Abstract: Quantum Chromodynamics (QCD) is the theory Strong Interactions which tries to explain the hadrons and nuclei in the observable universe in terms of interactions amongst quark-gluon. After decades of investigations, astonishingly (and somewhat frustratingly), we still do not understand some of the most basic things in QCD: for example, how the proton’s spin and its mass emerge from those quark-gluon interactions. Similar frustrations persist in the understanding of structure and properties of the nuclei. Gluon, the colored charged self-interacting force carriers of QCD, is suspected to be at the root of these "frustrations”. Further, at high-enough-energies, these self-interactions amongst the gluons are expected to lead to a novel state of gluonic matter. However, despite several attempts, irrefutable evidence for this novel gluonic state of matter (called Color Glass Condensate) remains elusive. These and such “exciting frustrations” are at the heart of the science case for the future Electron Ion Collider (EIC) now being built at Brookhaven National Laboratory (BNL) jointly by BNL and Jefferson Lab. Starting with early 2000’s when the EIC was first proposed, science scope and its accelerator design have developed and matured. The EIC user community has grown to ~1300+ scientists from 250+ institutions and six continents, and it is now preparing to build the detectors. In this talk after a review of the EIC Science, I will present the status of the project and the anticipated path to first collisions. I will also reminisce about IUCF and IU’s important role in the EIC project.

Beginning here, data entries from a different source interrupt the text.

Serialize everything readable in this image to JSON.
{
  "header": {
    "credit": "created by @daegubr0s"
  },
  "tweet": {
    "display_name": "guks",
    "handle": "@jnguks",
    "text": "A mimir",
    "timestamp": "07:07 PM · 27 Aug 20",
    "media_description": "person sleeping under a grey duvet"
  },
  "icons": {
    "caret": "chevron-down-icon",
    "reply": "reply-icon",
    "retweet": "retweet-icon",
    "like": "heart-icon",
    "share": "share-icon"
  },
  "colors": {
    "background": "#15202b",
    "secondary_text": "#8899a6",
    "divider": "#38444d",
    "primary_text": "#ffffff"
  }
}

Colloquium: Abhay Deshpande on The Electron Ion Collider : a QCD fantasy on the way to reality
Wednesday, October 5, 2022
4:05 P.M. – 5:00 P.M.
Location: Swain West 119